Gums and hydrocolloids bring a lot of functionality to any formulation, but the stability they contribute establishes the foundation for many of those benefits. Whether it’s a cake, muffin, bread, filling, sweet dough, icing or even gluten-free applications, gums and hydrocolloids strengthen the structure.

“Gums and hydrocolloids help control dough rheology and batter viscosity, making them more stable by their inherent gelling ability and water-holding capacity,” said Peggy Dantuma, business development director, bakery, Kerry North America.

This can have benefits that go beyond texture consistency.

“Enhanced shelf life and microwave reheating of fully baked items are greatly improved when using the correct gum,” she said. “Refrigerated batters also benefit from hydrocolloids to prevent syneresis.”

The stability these ingredients provide comes with many added benefits, but that’s also because there are a lot of gums and hydrocolloids to choose from. Each one brings different capabilities and needs to the table.

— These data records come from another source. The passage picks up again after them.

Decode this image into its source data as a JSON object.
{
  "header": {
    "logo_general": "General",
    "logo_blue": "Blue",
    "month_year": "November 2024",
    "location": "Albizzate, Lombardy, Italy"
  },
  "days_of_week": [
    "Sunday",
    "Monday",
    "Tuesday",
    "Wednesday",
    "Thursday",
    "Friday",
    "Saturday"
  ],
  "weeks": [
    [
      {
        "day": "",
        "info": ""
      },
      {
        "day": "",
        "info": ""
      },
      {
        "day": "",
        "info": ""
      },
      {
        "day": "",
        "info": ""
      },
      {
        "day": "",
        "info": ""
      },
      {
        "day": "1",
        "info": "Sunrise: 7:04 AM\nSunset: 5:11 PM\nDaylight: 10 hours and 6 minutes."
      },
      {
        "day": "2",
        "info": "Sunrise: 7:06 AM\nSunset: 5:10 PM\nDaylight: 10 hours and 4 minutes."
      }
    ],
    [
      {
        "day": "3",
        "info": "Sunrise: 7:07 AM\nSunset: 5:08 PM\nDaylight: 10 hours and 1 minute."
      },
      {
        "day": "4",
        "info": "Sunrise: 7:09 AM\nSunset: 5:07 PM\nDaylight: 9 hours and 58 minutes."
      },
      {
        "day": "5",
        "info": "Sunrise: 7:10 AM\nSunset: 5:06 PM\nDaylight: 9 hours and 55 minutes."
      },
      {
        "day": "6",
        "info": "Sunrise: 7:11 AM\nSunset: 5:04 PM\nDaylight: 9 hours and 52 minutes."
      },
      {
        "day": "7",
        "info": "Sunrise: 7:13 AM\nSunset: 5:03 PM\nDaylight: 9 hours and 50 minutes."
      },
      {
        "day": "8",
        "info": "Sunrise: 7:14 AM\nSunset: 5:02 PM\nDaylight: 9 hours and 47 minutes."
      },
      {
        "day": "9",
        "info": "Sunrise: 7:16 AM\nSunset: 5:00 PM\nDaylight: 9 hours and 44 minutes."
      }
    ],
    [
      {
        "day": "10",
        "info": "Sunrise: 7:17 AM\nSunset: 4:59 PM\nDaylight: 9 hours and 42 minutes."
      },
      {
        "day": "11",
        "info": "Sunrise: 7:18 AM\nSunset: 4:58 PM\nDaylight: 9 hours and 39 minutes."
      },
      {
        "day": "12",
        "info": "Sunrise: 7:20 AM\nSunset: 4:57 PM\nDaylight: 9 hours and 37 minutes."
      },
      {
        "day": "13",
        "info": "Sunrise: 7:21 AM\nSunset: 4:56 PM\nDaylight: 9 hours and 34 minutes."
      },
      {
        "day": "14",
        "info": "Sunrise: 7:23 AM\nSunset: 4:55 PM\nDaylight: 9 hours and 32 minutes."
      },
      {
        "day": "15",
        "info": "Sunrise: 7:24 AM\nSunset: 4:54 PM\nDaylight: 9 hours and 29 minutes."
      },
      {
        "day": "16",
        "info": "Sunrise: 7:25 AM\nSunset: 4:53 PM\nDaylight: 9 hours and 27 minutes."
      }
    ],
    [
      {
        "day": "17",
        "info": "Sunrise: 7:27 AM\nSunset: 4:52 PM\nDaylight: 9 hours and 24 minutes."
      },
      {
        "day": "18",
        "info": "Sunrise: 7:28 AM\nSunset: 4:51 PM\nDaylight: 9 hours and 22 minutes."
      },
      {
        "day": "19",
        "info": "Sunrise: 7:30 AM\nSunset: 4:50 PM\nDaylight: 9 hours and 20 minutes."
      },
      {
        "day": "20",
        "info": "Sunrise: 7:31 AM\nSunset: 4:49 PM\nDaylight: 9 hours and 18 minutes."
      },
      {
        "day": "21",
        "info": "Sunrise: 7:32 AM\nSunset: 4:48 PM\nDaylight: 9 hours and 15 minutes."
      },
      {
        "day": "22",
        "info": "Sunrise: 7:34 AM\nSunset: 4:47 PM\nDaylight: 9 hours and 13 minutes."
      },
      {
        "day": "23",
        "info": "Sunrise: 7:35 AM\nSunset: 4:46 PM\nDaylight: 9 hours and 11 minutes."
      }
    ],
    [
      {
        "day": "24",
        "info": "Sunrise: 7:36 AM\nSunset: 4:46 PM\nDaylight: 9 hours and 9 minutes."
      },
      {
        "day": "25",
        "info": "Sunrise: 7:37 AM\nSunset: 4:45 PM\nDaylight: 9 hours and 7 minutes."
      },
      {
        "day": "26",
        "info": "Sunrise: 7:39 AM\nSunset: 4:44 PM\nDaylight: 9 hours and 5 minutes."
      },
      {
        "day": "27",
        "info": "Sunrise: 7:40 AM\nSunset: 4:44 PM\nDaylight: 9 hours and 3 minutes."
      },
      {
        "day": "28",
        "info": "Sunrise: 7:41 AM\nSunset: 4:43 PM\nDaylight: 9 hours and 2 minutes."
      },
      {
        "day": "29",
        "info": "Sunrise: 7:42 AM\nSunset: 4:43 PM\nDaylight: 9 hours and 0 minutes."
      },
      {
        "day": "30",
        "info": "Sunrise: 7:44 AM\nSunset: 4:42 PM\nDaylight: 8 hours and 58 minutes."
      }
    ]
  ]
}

“There are different types and sources of hydrocolloids, which differ in their molecular components, functional groups and physical structure,” said Becky Regan, PhD, principal application scientist, sweet goods bakery applications at IFF — Nourish Division. “This results in varied and unique functionalities, which provide the baker with a wide range of options. Some hydrocolloids have a single role in baked products while others have multiple functionalities. Additionally, certain hydrocolloids exhibit additive or synergistic effects when used in combination with other ingredients.”

Choosing the right ingredient depends on the product, processes and the function needed to create a formulation that is stable and consistent.

This article is an excerpt from the November 2021 issue of Baking & Snack. To read the entire feature on Gums & Texture, click here.